Required action:
With the images set aside, retype every record below character for character.
★ ★ ★
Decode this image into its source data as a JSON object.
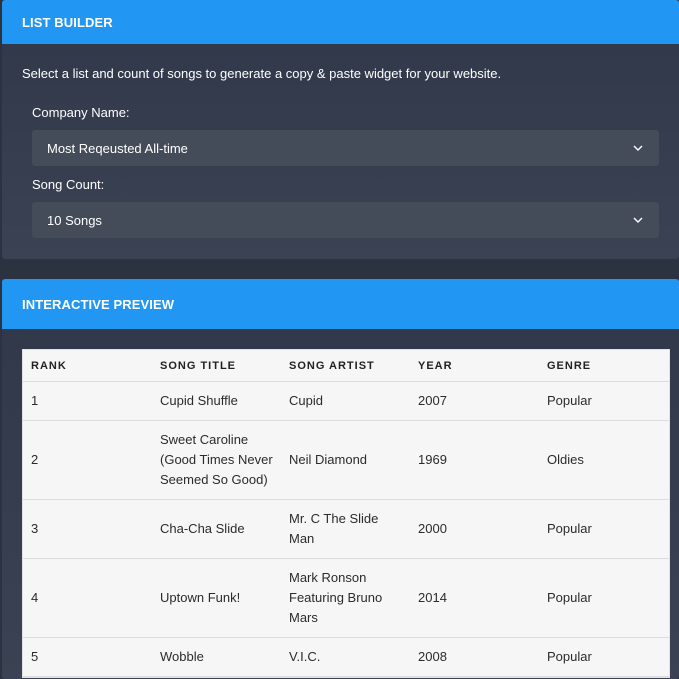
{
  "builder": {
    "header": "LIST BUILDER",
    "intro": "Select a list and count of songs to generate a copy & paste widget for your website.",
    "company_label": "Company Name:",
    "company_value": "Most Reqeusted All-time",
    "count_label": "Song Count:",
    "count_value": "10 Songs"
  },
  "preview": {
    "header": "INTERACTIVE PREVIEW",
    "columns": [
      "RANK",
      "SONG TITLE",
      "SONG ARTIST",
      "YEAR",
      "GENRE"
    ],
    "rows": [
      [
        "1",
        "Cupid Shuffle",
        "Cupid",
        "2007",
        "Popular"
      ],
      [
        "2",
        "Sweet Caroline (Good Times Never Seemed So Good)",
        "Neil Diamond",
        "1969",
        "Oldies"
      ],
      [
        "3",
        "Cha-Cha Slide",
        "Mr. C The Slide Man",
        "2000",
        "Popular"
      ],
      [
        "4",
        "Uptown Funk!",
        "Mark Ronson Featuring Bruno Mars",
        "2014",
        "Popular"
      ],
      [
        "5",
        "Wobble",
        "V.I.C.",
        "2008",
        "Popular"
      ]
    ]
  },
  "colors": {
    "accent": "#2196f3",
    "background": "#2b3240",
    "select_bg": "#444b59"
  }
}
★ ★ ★
Solution to this problem:
Decode this image into its source data as a JSON object.
{
  "builder": {
    "header": "LIST BUILDER",
    "intro": "Select a list and count of songs to generate a copy & paste widget for your website.",
    "company_label": "Company Name:",
    "company_value": "Most Reqeusted All-time",
    "count_label": "Song Count:",
    "count_value": "10 Songs"
  },
  "preview": {
    "header": "INTERACTIVE PREVIEW",
    "columns": [
      "RANK",
      "SONG TITLE",
      "SONG ARTIST",
      "YEAR",
      "GENRE"
    ],
    "rows": [
      [
        "1",
        "Cupid Shuffle",
        "Cupid",
        "2007",
        "Popular"
      ],
      [
        "2",
        "Sweet Caroline (Good Times Never Seemed So Good)",
        "Neil Diamond",
        "1969",
        "Oldies"
      ],
      [
        "3",
        "Cha-Cha Slide",
        "Mr. C The Slide Man",
        "2000",
        "Popular"
      ],
      [
        "4",
        "Uptown Funk!",
        "Mark Ronson Featuring Bruno Mars",
        "2014",
        "Popular"
      ],
      [
        "5",
        "Wobble",
        "V.I.C.",
        "2008",
        "Popular"
      ]
    ]
  },
  "colors": {
    "accent": "#2196f3",
    "background": "#2b3240",
    "select_bg": "#444b59"
  }
}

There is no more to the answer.